Yellowbrick emerged in 2018, four years after it had been founded, with a high-performance, massively parallel, data warehouse offering designed to exploit flash memory. The offering was at first primarily delivered via an optimized hardware appliance, which remains an option today, but was also quickly made available as a public cloud service. Asynchronous data replication, another key aspect of the product’s functionality, lent itself to a focus on the benefits of replicating data between on-premises and cloud instances, initially for business continuity. As data is increasingly stored and processed across multiple data center, edge and cloud environments, so Yellowbrick has increasingly focused its attention on how the design choices behind Yellowbrick Data Warehouse (including the aforementioned exploitation of flash storage infrastructure and the use of asynchronous data replication) are as relevant to data processing and analytics across hybrid IT and multi-cloud environments as they are to the optimized hardware appliance. The growing requirement for multi-cloud data processing is clear. Almost one-half (49%) of respondents to Ventana Research’s Analytics and Data Benchmark Research are currently using cloud computing for analytics and data, of which 42% are using more than one cloud provider.
I recently explained the various reasons why data platforms that support hybrid and multi-cloud architectures are attractive to organizations: to safeguard data; meet business continuity, latency and sovereignty needs; and recognize the importance of data platforms offering data-management capabilities that span multiple locations. This has been a core focus of Yellowbrick’s recent product enhancements, particularly as it looks to address growing demand for distributed cloud architecture, which is characterized by the deployment of cloud software and infrastructure in on-premises locations, including centralized data centers and edge environments, as well as the utilization of containers and container orchestration systems, such as Kubernetes, to automate software deployment, scaling and management.

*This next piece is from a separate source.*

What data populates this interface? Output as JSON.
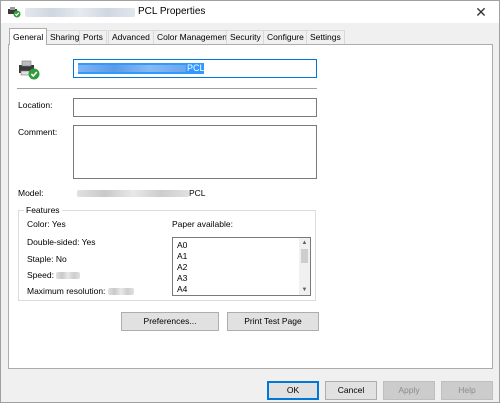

Yellowbrick’s ability to address distributed cloud was boosted in 2021 by its embrace of Kubernetes for the deployment, scaling and management of containerized applications. Support for Kubernetes is a fundamental enabler of the company’s ability to enable the deployment and portability of workloads in and across multiple environments. This includes on-premises data centers (utilizing the company’s own Andromeda optimized hardware or private cloud Kubernetes deployments), as well as public cloud (both managed software-as-a-service (SaaS) and self-managed Kubernetes services) and edge deployments (on Andromeda or cloud provider edge infrastructure offerings).
Adoption of private cloud infrastructure delivered by public cloud providers (such as Amazon Web Services’ Outposts, Microsoft’s Azure Stack, and Google’s Distributed Cloud) is nascent, but it is growing. As my colleague Dave Menninger asserts, by 2024, one-third of organizations will be investing in distributed cloud infrastructure to standardize environments used in the public cloud, as well as in on-premises data centers and at the edge.

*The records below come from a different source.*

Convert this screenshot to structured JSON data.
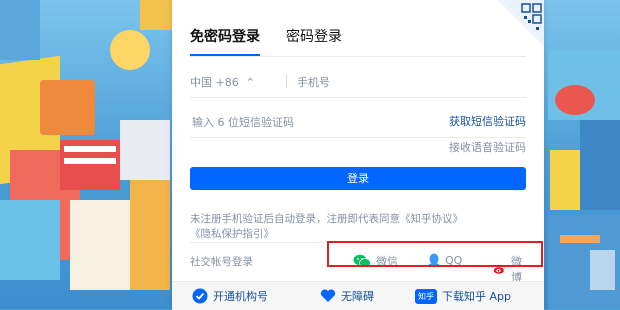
{
  "tabs": {
    "sms_login": "免密码登录",
    "password_login": "密码登录"
  },
  "phone": {
    "country_code": "中国 +86",
    "country_arrow": "⌃",
    "placeholder": "手机号"
  },
  "sms": {
    "placeholder": "输入 6 位短信验证码",
    "get_code": "获取短信验证码"
  },
  "voice_code": "接收语音验证码",
  "login_button": "登录",
  "agreement": {
    "text": "未注册手机验证后自动登录，注册即代表同意",
    "link1": "《知乎协议》",
    "link2": "《隐私保护指引》"
  },
  "social": {
    "label": "社交帐号登录",
    "wechat": "微信",
    "qq": "QQ",
    "weibo": "微博"
  },
  "footer": {
    "org": "开通机构号",
    "accessibility": "无障碍",
    "app": "下载知乎 App",
    "app_badge": "知乎"
  },
  "colors": {
    "accent": "#0066ff",
    "highlight": "#e02020",
    "wechat": "#07c160",
    "qq": "#3a9bf6",
    "weibo": "#e6162d"
  }
}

Support for Kubernetes is important for workload orchestration and portability. It does little to address data management in a distributed cloud environment, however. As such, the launch of Yellowbrick Manager was also critical to the company’s distributed cloud plans. Yellowbrick Manager is a web-based management interface designed to provide a unified control plane for all Yellowbrick Data Warehouse instances, wherever they might be deployed. The offering is initially aimed at data engineers and developers but is intended to be the company’s long-term unified management interface for database administration as well. Key functionality includes data loading, workload management (including cluster resource utilization, query control, query mapping and query prioritization), as well as data exploration and SQL development. In combination, support for Kubernetes and Yellowbrick Manager create an abstraction between the distributed data layer and the underlying infrastructure, providing consistency across multiple cloud providers, data centers and edge locations, reducing the potential for overreliance on an individual cloud provider or consumption model.

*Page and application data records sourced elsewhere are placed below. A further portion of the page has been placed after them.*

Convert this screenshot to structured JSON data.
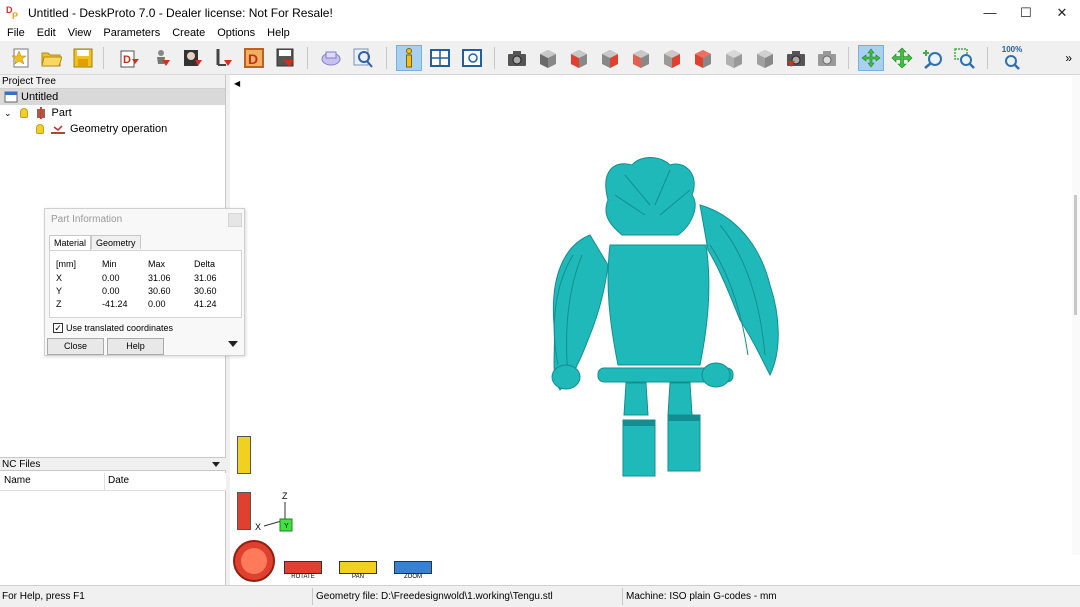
{
  "window": {
    "title": "Untitled - DeskProto 7.0 - Dealer license: Not For Resale!",
    "logo_text_d": "D",
    "logo_text_p": "P",
    "controls": [
      "—",
      "☐",
      "✕"
    ]
  },
  "menu": [
    "File",
    "Edit",
    "View",
    "Parameters",
    "Create",
    "Options",
    "Help"
  ],
  "toolbar": {
    "more": "»",
    "zoom_label": "100%",
    "icons": [
      "new-project-icon",
      "open-icon",
      "save-icon",
      "import-part-icon",
      "import-geometry-icon",
      "import-bitmap-icon",
      "import-vector-icon",
      "dxf-icon",
      "save-view-icon",
      "tools-icon",
      "simulation-icon",
      "info-icon",
      "views-icon",
      "screens-icon",
      "camera-icon",
      "cube-default-icon",
      "cube-front-icon",
      "cube-back-icon",
      "cube-left-icon",
      "cube-right-icon",
      "cube-top-icon",
      "cube-bottom-icon",
      "cube-iso-icon",
      "camera-settings-icon",
      "camera-reset-icon",
      "rotate-icon",
      "pan-icon",
      "zoom-in-icon",
      "zoom-window-icon",
      "zoom-100-icon"
    ]
  },
  "project_tree": {
    "header": "Project Tree",
    "items": [
      {
        "label": "Untitled",
        "selected": true
      },
      {
        "label": "Part"
      },
      {
        "label": "Geometry operation"
      }
    ]
  },
  "nc_files": {
    "header": "NC Files",
    "columns": [
      "Name",
      "Date"
    ]
  },
  "part_info": {
    "title": "Part Information",
    "tabs": [
      "Material",
      "Geometry"
    ],
    "table": {
      "header": [
        "[mm]",
        "Min",
        "Max",
        "Delta"
      ],
      "rows": [
        [
          "X",
          "0.00",
          "31.06",
          "31.06"
        ],
        [
          "Y",
          "0.00",
          "30.60",
          "30.60"
        ],
        [
          "Z",
          "-41.24",
          "0.00",
          "41.24"
        ]
      ]
    },
    "checkbox_label": "Use translated coordinates",
    "checkbox_checked": true,
    "close_label": "Close",
    "help_label": "Help"
  },
  "axis": {
    "x": "X",
    "y": "Y",
    "z": "Z"
  },
  "view_controls": {
    "rotate": "ROTATE",
    "pan": "PAN",
    "zoom": "ZOOM"
  },
  "status": {
    "help": "For Help, press F1",
    "geometry": "Geometry file: D:\\Freedesignwold\\1.working\\Tengu.stl",
    "machine": "Machine: ISO plain G-codes - mm"
  },
  "colors": {
    "model": "#1fb9ba",
    "model_shadow": "#138e90",
    "selection": "#d9d9d9",
    "active_tool": "#a8d0f0"
  }
}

Yellowbrick is operating in a crowded and highly competitive field and is by no means alone in recognizing the need for data-processing capabilities that span hybrid and multi-cloud environments. The company is proactively addressing the long-term implications of distributed cloud, however, recognizing that the ability to manage workloads, resources, data and queries across a distributed cloud environment is a competitive differentiator against vendors that can merely offer disconnected data platforms running in multiple locations or reliance on cloud infrastructure offered by a single provider. I recommend that enterprises exploring the options for data processing in distributed cloud environments should evaluate Yellowbrick’s Data Warehouse.